» WHAT NEEDS TO BE DONE
Where does the word "score" occur in the entries below? Copy every line that has it.

» DATA TO USE
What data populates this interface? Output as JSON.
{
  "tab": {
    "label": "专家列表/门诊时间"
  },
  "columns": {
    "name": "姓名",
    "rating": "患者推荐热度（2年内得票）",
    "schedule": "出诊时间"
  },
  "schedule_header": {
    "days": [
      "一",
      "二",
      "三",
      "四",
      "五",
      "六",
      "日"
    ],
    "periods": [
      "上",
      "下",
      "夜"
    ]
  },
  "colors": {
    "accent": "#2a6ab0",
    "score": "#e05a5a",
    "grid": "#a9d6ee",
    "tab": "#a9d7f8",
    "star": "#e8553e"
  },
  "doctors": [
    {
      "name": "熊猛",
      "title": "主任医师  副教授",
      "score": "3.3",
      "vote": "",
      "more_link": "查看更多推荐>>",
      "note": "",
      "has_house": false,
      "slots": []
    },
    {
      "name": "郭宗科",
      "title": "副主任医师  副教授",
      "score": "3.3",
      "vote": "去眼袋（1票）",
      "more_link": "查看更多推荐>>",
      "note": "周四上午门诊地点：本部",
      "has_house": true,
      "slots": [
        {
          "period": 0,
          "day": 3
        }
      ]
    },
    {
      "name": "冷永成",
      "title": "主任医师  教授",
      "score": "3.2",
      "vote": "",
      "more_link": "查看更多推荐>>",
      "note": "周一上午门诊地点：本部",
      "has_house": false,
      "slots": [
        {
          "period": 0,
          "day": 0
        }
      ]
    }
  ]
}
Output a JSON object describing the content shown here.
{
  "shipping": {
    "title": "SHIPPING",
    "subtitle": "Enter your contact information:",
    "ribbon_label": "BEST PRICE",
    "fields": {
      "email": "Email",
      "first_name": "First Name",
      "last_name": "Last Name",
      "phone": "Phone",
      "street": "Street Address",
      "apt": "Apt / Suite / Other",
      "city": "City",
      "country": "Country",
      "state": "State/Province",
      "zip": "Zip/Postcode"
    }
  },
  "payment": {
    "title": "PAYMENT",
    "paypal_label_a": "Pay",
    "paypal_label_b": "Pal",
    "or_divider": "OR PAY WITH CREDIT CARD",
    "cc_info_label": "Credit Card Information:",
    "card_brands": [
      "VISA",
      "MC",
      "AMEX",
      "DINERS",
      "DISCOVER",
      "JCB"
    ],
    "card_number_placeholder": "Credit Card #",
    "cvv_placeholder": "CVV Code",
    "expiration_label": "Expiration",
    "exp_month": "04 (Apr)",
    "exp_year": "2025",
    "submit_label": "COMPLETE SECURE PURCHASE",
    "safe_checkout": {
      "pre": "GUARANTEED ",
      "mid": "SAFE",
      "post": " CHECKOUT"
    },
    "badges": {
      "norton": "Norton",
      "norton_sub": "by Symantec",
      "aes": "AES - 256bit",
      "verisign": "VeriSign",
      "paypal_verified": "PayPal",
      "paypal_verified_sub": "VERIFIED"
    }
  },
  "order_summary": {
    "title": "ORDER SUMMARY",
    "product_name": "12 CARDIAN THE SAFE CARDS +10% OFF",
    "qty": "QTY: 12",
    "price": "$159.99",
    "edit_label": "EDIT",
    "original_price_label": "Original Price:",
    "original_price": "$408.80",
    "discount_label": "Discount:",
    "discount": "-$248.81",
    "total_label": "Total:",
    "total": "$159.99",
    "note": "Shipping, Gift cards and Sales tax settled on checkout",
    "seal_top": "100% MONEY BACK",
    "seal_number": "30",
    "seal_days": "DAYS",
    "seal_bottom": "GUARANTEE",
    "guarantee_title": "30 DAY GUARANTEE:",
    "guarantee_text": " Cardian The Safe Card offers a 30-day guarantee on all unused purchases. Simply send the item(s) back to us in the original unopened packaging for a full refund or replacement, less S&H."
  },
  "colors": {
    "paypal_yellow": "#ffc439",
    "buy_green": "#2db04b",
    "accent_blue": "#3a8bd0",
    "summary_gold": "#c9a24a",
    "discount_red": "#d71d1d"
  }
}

» WRITTEN RESPONSE
    "score": "#e05a5a",
      "score": "3.3",
      "score": "3.3",
      "score": "3.2",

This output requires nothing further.